Examine the entries and show every line in which the word "Türkiye" is found.

### PROVIDED INFORMATION
::::

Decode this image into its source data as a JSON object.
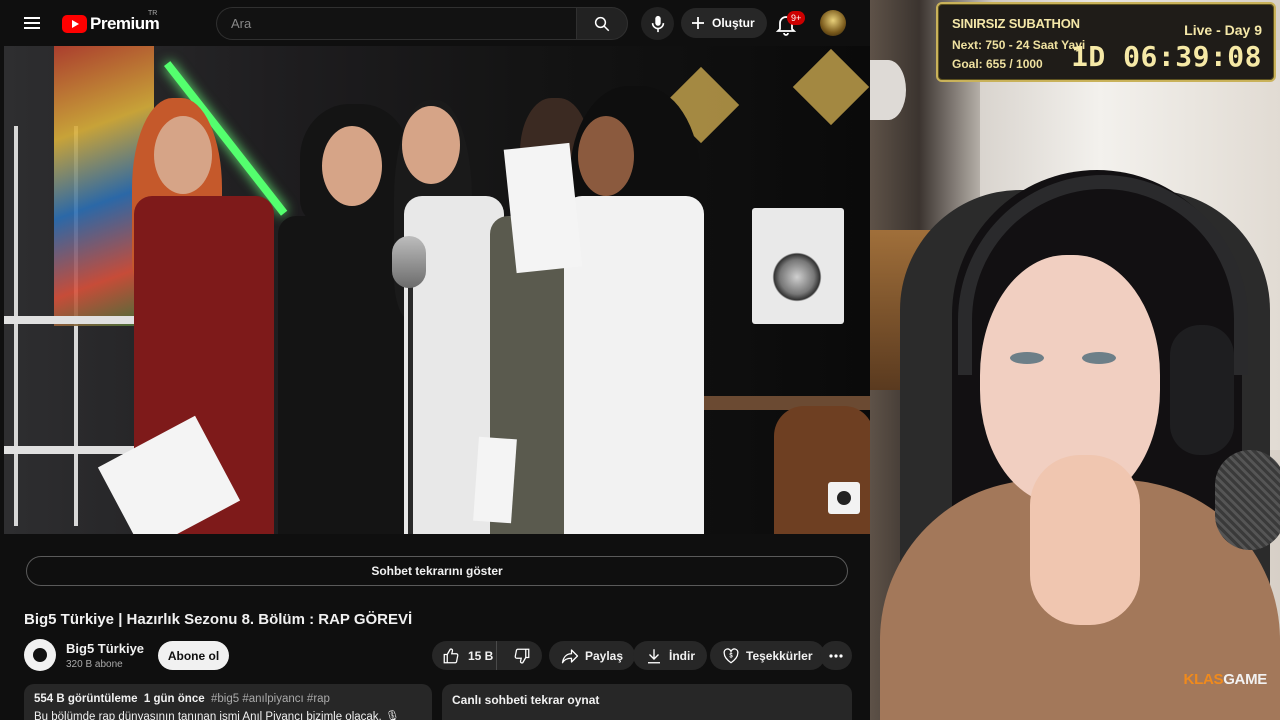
{
  "header": {
    "logo_text": "Premium",
    "logo_region": "TR",
    "search_placeholder": "Ara",
    "create_label": "Oluştur",
    "notification_badge": "9+"
  },
  "video": {
    "chat_replay_label": "Sohbet tekrarını göster",
    "title": "Big5 Türkiye | Hazırlık Sezonu 8. Bölüm : RAP GÖREVİ"
  },
  "channel": {
    "name": "Big5 Türkiye",
    "subscribers": "320 B abone",
    "subscribe_label": "Abone ol"
  },
  "actions": {
    "like_count": "15 B",
    "share_label": "Paylaş",
    "download_label": "İndir",
    "thanks_label": "Teşekkürler"
  },
  "description": {
    "views": "554 B görüntüleme",
    "age": "1 gün önce",
    "tags": "#big5 #anılpiyancı #rap",
    "text": "Bu bölümde rap dünyasının tanınan ismi Anıl Piyancı bizimle olacak. 🎙"
  },
  "live_chat": {
    "title": "Canlı sohbeti tekrar oynat"
  },
  "subathon": {
    "title": "SINIRSIZ SUBATHON",
    "next": "Next: 750 - 24 Saat Yayi",
    "goal": "Goal: 655 / 1000",
    "live_day": "Live - Day 9",
    "timer": "1D 06:39:08"
  },
  "webcam": {
    "watermark_brand": "KLAS",
    "watermark_suffix": "GAME"
  },
  "colors": {
    "youtube_red": "#ff0000",
    "background": "#0f0f0f",
    "pill": "#272727",
    "subathon_gold": "#c9b25a",
    "klasgame_orange": "#f08a1c"
  }
}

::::

### WRITTEN SOLUTION
    "title": "Big5 Türkiye | Hazırlık Sezonu 8. Bölüm : RAP GÖREVİ"
    "name": "Big5 Türkiye",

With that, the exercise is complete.